# TASK BRIEF:
Among the entries below, find each line with "Local" and show it.

Stored data:
============================================================
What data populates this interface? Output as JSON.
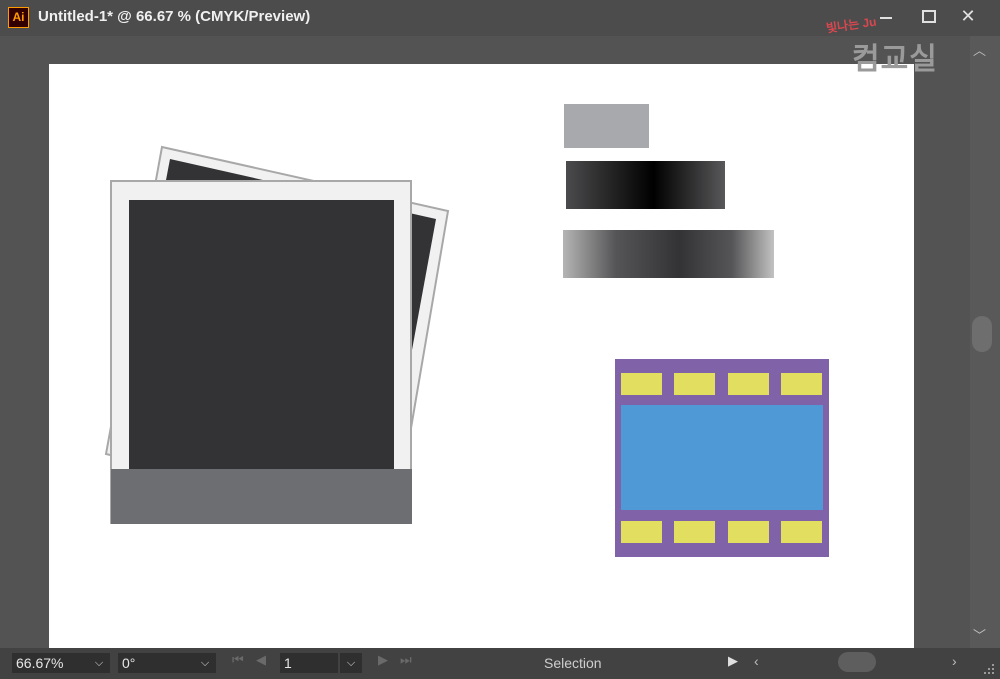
{
  "window": {
    "app_icon": "Ai",
    "title": "Untitled-1* @ 66.67 % (CMYK/Preview)",
    "minimize_icon": "minimize-icon",
    "maximize_icon": "maximize-icon",
    "close_icon": "close-icon",
    "close_glyph": "✕"
  },
  "watermark": {
    "line1": "빛나는 Ju",
    "line2": "컴교실"
  },
  "artwork": {
    "colors": {
      "photo_frame": "#f1f1f1",
      "photo_border": "#a8a8a8",
      "photo_dark": "#333336",
      "photo_bottom": "#6d6e71",
      "swatch_gray": "#a7a9ac",
      "film_purple": "#8062a8",
      "film_blue": "#4f9ad6",
      "film_yellow": "#e2df60"
    }
  },
  "statusbar": {
    "zoom": "66.67%",
    "rotation": "0°",
    "artboard_number": "1",
    "dropdown_glyph": "⌵",
    "first_glyph": "⏮",
    "prev_glyph": "◀",
    "next_glyph": "▶",
    "last_glyph": "⏭",
    "tool": "Selection",
    "play_glyph": "▶",
    "left_glyph": "‹",
    "right_glyph": "›",
    "up_glyph": "︿",
    "down_glyph": "﹀"
  }
}
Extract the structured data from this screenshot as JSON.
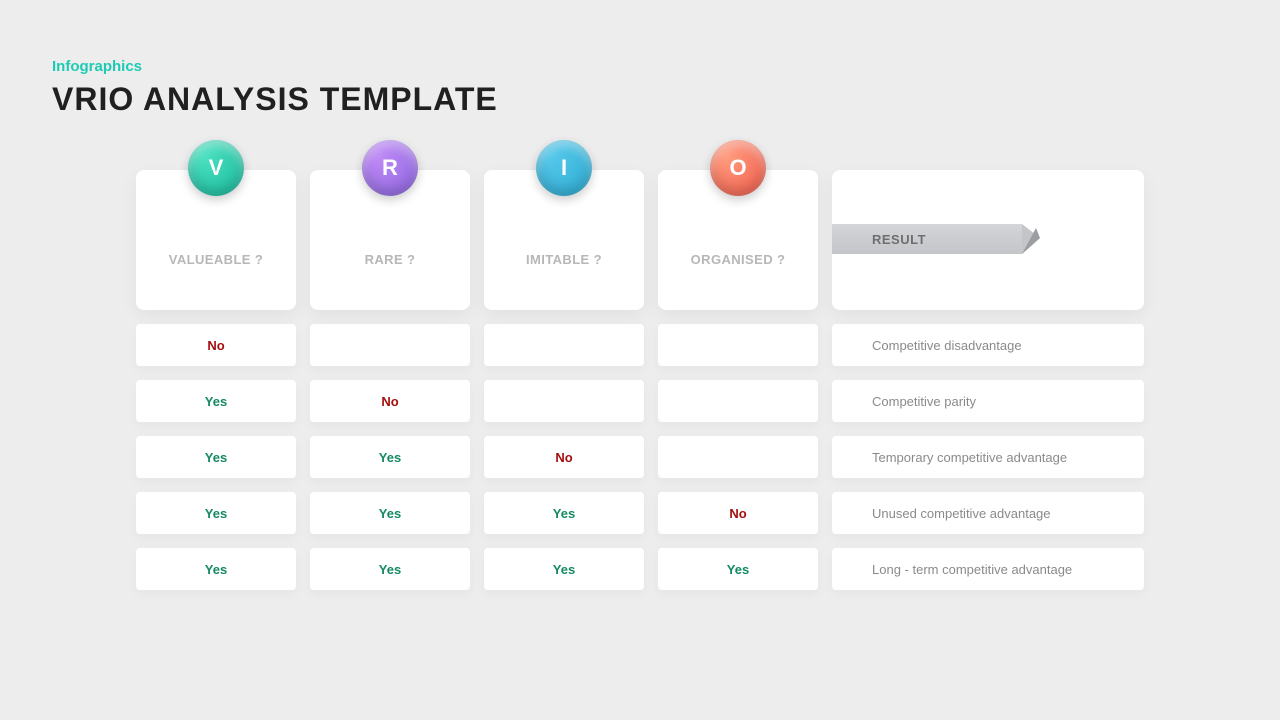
{
  "eyebrow": "Infographics",
  "title": "VRIO ANALYSIS TEMPLATE",
  "columns": [
    {
      "letter": "V",
      "label": "VALUEABLE ?"
    },
    {
      "letter": "R",
      "label": "RARE ?"
    },
    {
      "letter": "I",
      "label": "IMITABLE ?"
    },
    {
      "letter": "O",
      "label": "ORGANISED ?"
    }
  ],
  "result_label": "RESULT",
  "rows": [
    {
      "v": "No",
      "r": "",
      "i": "",
      "o": "",
      "result": "Competitive disadvantage"
    },
    {
      "v": "Yes",
      "r": "No",
      "i": "",
      "o": "",
      "result": "Competitive parity"
    },
    {
      "v": "Yes",
      "r": "Yes",
      "i": "No",
      "o": "",
      "result": "Temporary competitive advantage"
    },
    {
      "v": "Yes",
      "r": "Yes",
      "i": "Yes",
      "o": "No",
      "result": "Unused competitive advantage"
    },
    {
      "v": "Yes",
      "r": "Yes",
      "i": "Yes",
      "o": "Yes",
      "result": "Long - term competitive advantage"
    }
  ]
}
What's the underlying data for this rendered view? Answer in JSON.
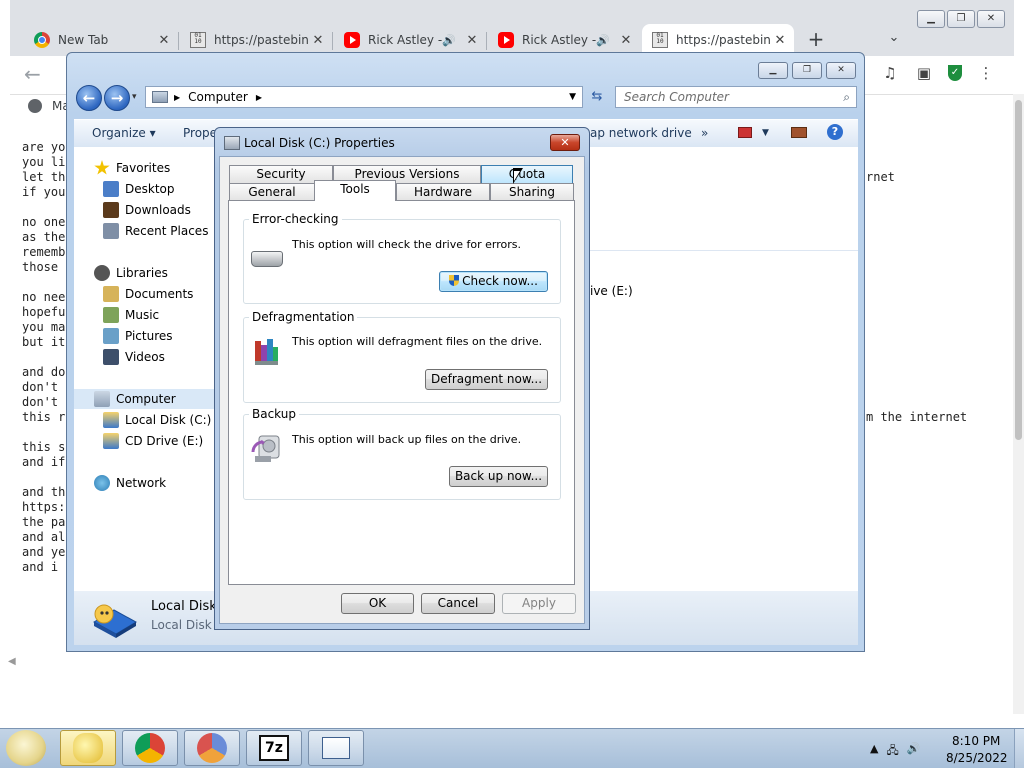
{
  "browser": {
    "tabs": [
      {
        "title": "New Tab",
        "icon": "chrome-icon",
        "audio": false,
        "active": false
      },
      {
        "title": "https://pastebin.",
        "icon": "pastebin-icon",
        "audio": false,
        "active": false
      },
      {
        "title": "Rick Astley -",
        "icon": "youtube-icon",
        "audio": true,
        "active": false
      },
      {
        "title": "Rick Astley -",
        "icon": "youtube-icon",
        "audio": true,
        "active": false
      },
      {
        "title": "https://pastebin.",
        "icon": "pastebin-icon",
        "audio": false,
        "active": true
      }
    ],
    "new_tab_glyph": "+",
    "bookmark_label": "Ma",
    "pastebin_lines": [
      "are yo",
      "you li",
      "let th",
      "if you",
      "",
      "no one",
      "as the",
      "rememb",
      "those",
      "",
      "no nee",
      "hopefu",
      "you ma",
      "but it",
      "",
      "and do",
      "don't",
      "don't",
      "this r",
      "",
      "this s",
      "and if",
      "",
      "and th",
      "https:",
      "the pa",
      "and al",
      "and ye",
      "and i"
    ],
    "right_text_1": "rnet",
    "right_text_2": "m the internet"
  },
  "explorer": {
    "breadcrumb": "Computer",
    "search_placeholder": "Search Computer",
    "toolbar": {
      "organize": "Organize ▾",
      "properties": "Prope",
      "map_drive": "ap network drive",
      "more": "»"
    },
    "nav": {
      "favorites": "Favorites",
      "desktop": "Desktop",
      "downloads": "Downloads",
      "recent_places": "Recent Places",
      "libraries": "Libraries",
      "documents": "Documents",
      "music": "Music",
      "pictures": "Pictures",
      "videos": "Videos",
      "computer": "Computer",
      "local_disk": "Local Disk (C:)",
      "cd_drive": "CD Drive (E:)",
      "network": "Network"
    },
    "content_drive": "ive (E:)",
    "details": {
      "name": "Local Disk",
      "type": "Local Disk"
    }
  },
  "dialog": {
    "title": "Local Disk (C:) Properties",
    "tabs_row1": [
      "Security",
      "Previous Versions",
      "Quota"
    ],
    "tabs_row2": [
      "General",
      "Tools",
      "Hardware",
      "Sharing"
    ],
    "selected_tab": "Tools",
    "error_checking": {
      "title": "Error-checking",
      "text": "This option will check the drive for errors.",
      "button": "Check now..."
    },
    "defragmentation": {
      "title": "Defragmentation",
      "text": "This option will defragment files on the drive.",
      "button": "Defragment now..."
    },
    "backup": {
      "title": "Backup",
      "text": "This option will back up files on the drive.",
      "button": "Back up now..."
    },
    "ok": "OK",
    "cancel": "Cancel",
    "apply": "Apply"
  },
  "taskbar": {
    "time": "8:10 PM",
    "date": "8/25/2022",
    "app_7zip_label": "7z"
  },
  "colors": {
    "accent_blue": "#3c7fb1",
    "close_red": "#c9462b",
    "explorer_frame": "#b9d1ec"
  }
}
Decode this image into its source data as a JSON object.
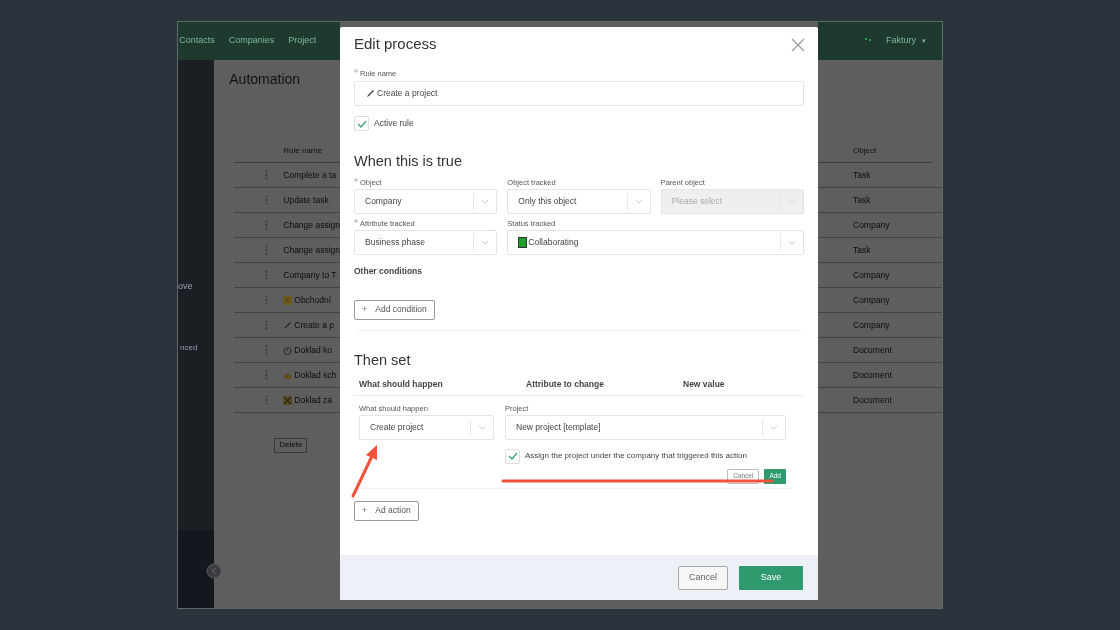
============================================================
# RESULT OF THE EXERCISE:
      "local_disk": "Local Disk (C:)",
      "name": "Local Disk",
      "type": "Local Disk"
    "title": "Local Disk (C:) Properties",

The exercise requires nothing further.